Again, both are eminently accomplished at the last judgment, when the righteousness of faith stands us in good stead. Then by the one we are freed from the guilt of sin, and so have deliverance from eternal death; by the other we have not only right, but the entrance into God’s eternal glory.
Meet the Author and part of your Christian heritage: Thomas Manton (1620–1677) was an English Puritan clergyman. Thomas Manton was invited to preach before Parliament on at least six occasions. The first occasion was on June 30, 1647, which was a fast day for Parliament. His sermon was based on Zechariah 14:9 and entitled, “Meat out of the Eater; or, Hopes of Unity in and by Divided and Distracted Times.”
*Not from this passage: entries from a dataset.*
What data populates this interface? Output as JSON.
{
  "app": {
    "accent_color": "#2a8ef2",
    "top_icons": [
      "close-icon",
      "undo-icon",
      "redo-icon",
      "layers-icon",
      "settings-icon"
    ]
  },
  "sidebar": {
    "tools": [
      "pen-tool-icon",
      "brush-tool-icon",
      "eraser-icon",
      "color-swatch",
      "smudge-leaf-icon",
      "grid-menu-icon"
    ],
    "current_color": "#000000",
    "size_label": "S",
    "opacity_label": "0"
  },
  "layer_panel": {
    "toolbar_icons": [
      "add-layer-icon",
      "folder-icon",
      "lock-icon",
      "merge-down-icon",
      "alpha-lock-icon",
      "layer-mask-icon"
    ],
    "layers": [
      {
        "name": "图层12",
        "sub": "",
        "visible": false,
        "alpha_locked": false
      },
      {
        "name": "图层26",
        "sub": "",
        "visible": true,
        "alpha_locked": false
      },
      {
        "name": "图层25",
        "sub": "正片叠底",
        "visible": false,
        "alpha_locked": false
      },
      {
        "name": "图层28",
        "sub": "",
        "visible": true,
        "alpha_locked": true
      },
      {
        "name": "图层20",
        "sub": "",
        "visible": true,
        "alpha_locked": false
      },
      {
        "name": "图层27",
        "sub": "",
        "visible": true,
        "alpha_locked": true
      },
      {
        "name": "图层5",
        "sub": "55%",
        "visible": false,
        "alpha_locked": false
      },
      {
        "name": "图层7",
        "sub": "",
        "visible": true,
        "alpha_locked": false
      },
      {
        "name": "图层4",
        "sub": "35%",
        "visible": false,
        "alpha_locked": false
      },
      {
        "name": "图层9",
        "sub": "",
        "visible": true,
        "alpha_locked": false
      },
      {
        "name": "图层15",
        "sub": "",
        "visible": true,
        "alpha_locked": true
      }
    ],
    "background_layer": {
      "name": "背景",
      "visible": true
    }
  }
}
Exactly one year later, on June 30, 1648, he preached another fast sermon on Revelation 3:20, “England’s Spiritual Languishing; with the Causes and the Cure.” He also participated in the Westminster Assembly as one of three clerks, was later appointed to write a preface to the second edition of the Westminster Confession in 1658, and served Oliver Cromwell as a chaplain and a trier (an overseeing body that examined men for the ministry).
In 1656 he moved to London as he was appointed as a lecturer at Westminster Abbey and most importantly as rector of St. Paul’s, Covent Garden, succeeding Obadiah Sedgwick. During this time Cromwell died and England entered a period of great uncertainty. This led Presbyterians such as Manton to call for the restoration of Charles II in 1660, traveling along with others to Breda, The Netherlands, to negotiate his return. After Charles returned, Manton was part of the negotiations called the Savoy Conference, in which the scruples of the Presbyterians and Congregationalists concerning the Prayer Book were formally discussed. Yet since the Cavalier Parliament was filled with Laudians, 1662 saw the enactment of the Act of Uniformity 1662. All ministers were to be ordained or re-ordained by a bishop, they were to renounce the Solemn League and Covenant, promise loyalty to the Prayer Book, and subscribe the Thirty-Nine Articles. Since Manton was on favorable terms with Charles II he was offered the Deanery of Rochester, but he refused on conscience grounds.
Manton’s last years were tumultuous. The Act of Uniformity led to the “Great Ejection.” On August 17, 1662, Manton preached his last sermon at Covent Garden on Hebrews 12:1. He also continued to write even when imprisoned for refusing to cooperate for six months in 1670 in violation of the Conventicle Act. 1672 saw the Declaration of Indulgence, in which men like Manton were granted a license to preach at home. Manton then became a lecturer at Pinner’s Hall for the so-called “morning exercises.” Parliament, though, revoked this Indulgence the year after. Manton would later die on October 18, 1677, and was survived by his wife and three children.